Joseph Kim is a strong survivor of an almost unbelievable tale. Little things that we take for granted here: namely food and freedom, are in high demand in the repressive regime that he defected from. Don’t read this book if you don’t want to know what the poor people of this world face daily while we live as kings and queens here in America, by comparison.
The subtitle is: From Starvation in North Korea to Salvation in America and on the front cover is a bowl with only few grains of rice outside it. Most of the book involves Joseph’s upbringing in North Korea. He started off with a secure family and ended up a filthy migrant (called Kkotjebi) who stole in order to survive. We all know that it is wrong to steal, but maybe we would do the same thing if we were in his shoes? It is something I don’t really like to think about. The saddest part of the story for me is when he talks about his sister, Bong Sook. I hope he finds her and that she can come to America one day.

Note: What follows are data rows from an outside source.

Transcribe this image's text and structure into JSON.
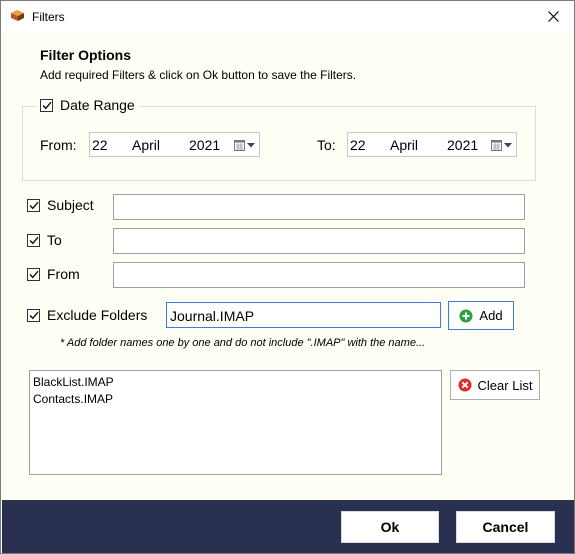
{
  "window": {
    "title": "Filters"
  },
  "header": {
    "title": "Filter Options",
    "subtitle": "Add required Filters & click on Ok button to save the Filters."
  },
  "date_range": {
    "label": "Date Range",
    "checked": true,
    "from": {
      "label": "From:",
      "day": "22",
      "month": "April",
      "year": "2021"
    },
    "to": {
      "label": "To:",
      "day": "22",
      "month": "April",
      "year": "2021"
    }
  },
  "filters": {
    "subject": {
      "label": "Subject",
      "checked": true,
      "value": ""
    },
    "to": {
      "label": "To",
      "checked": true,
      "value": ""
    },
    "from": {
      "label": "From",
      "checked": true,
      "value": ""
    }
  },
  "exclude_folders": {
    "label": "Exclude Folders",
    "checked": true,
    "input_value": "Journal.IMAP",
    "add_label": "Add",
    "hint": "* Add folder names one by one and do not include \".IMAP\" with the name...",
    "list": [
      "BlackList.IMAP",
      "Contacts.IMAP"
    ],
    "clear_label": "Clear List"
  },
  "footer": {
    "ok_label": "Ok",
    "cancel_label": "Cancel"
  },
  "colors": {
    "footer_bg": "#2a3050",
    "content_bg": "#fffff5",
    "focus_border": "#3c7bd6",
    "add_green": "#2ea043",
    "clear_red": "#d93025"
  }
}
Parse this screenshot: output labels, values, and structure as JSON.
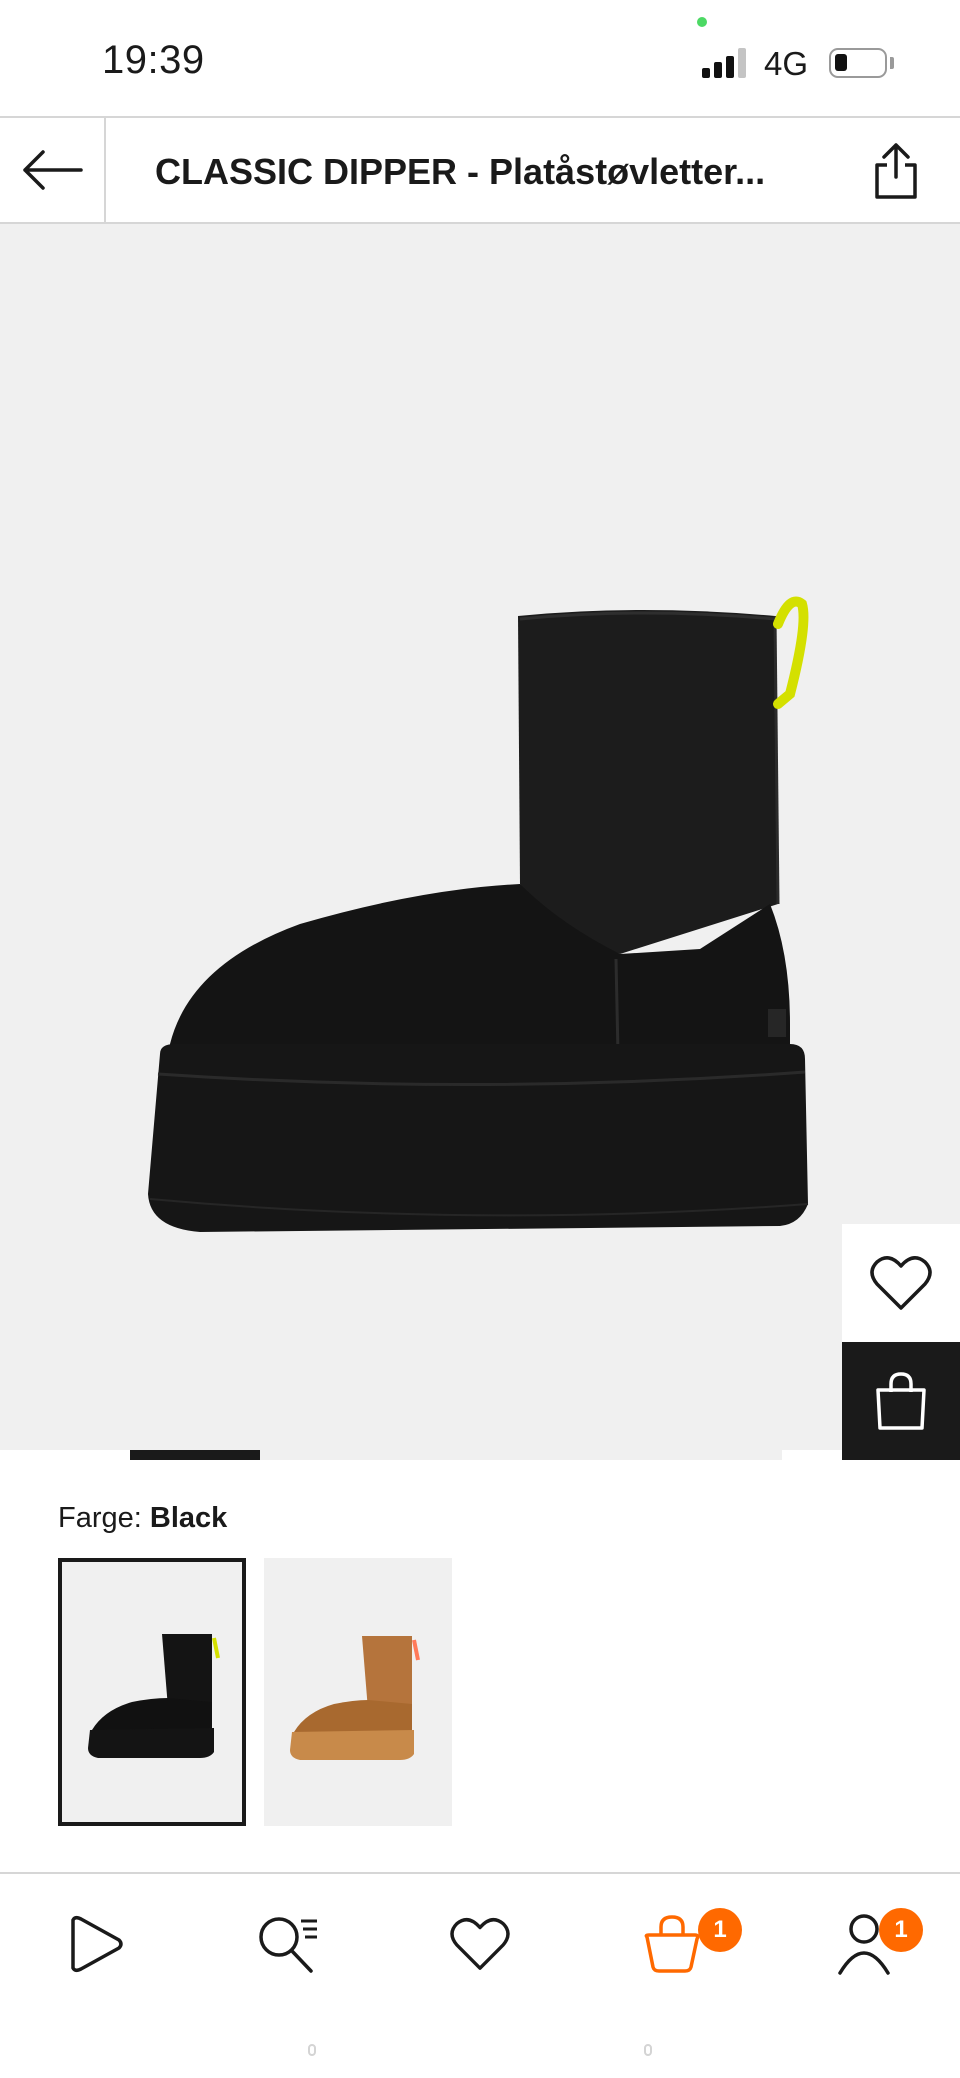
{
  "status_bar": {
    "time": "19:39",
    "network": "4G",
    "signal_bars_active": 3,
    "signal_bars_total": 4,
    "battery_level": 0.25
  },
  "header": {
    "title": "CLASSIC DIPPER - Platåstøvletter...",
    "back_icon": "arrow-left-icon",
    "share_icon": "share-icon"
  },
  "product": {
    "image_alt": "Black platform boot",
    "actions": {
      "wishlist_icon": "heart-icon",
      "add_to_bag_icon": "shopping-bag-icon"
    },
    "carousel": {
      "active_index": 1,
      "image_count": 5
    }
  },
  "color": {
    "label": "Farge:",
    "selected": "Black",
    "options": [
      {
        "name": "Black",
        "selected": true,
        "shade": "#111111",
        "accent": "#d4e000"
      },
      {
        "name": "Chestnut",
        "selected": false,
        "shade": "#b5743c",
        "accent": "#ff7a59"
      }
    ]
  },
  "bottom_nav": {
    "items": [
      {
        "icon": "play-icon",
        "active": false
      },
      {
        "icon": "search-list-icon",
        "active": false
      },
      {
        "icon": "heart-icon",
        "active": false
      },
      {
        "icon": "bag-icon",
        "active": true,
        "badge": "1"
      },
      {
        "icon": "profile-icon",
        "active": false,
        "badge": "1"
      }
    ]
  },
  "colors": {
    "accent": "#ff6900",
    "image_background": "#f0f0f0",
    "text": "#1a1a1a"
  }
}
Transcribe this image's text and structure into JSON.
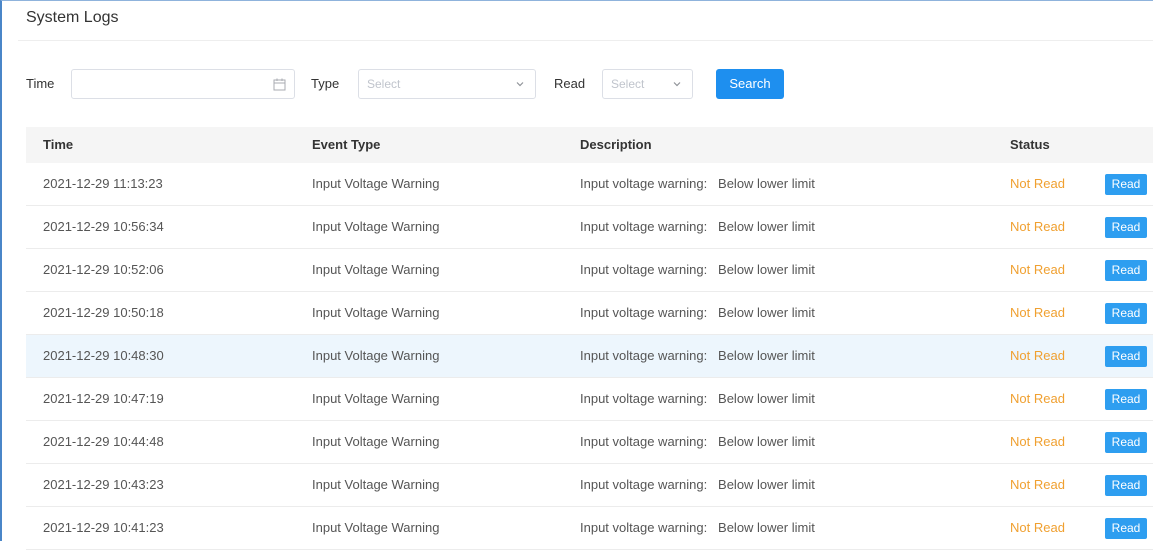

When Kim left North Korea, he was in culture shock. By the time he came to America, even more was he astonished at the comparison between our two countries. He suffered a time of depression after leaving everything he knew for a strange land where he lives alone, but has since recovered. Joseph Kim is a bright and hard working young man and a college student in New York City.
This book is not a happy read, but it gives a dose of reality into what it was like to grow up during the time of famine in North Korea. I hope God uses Joseph Kim’s story to enlighten others as to the plight of those who live in the “Hermit Kingdom,” where lack is suffered daily and to be a Christian is to be a criminal worthy of death.
Houghton Mifflin Harcourt, copyright 2015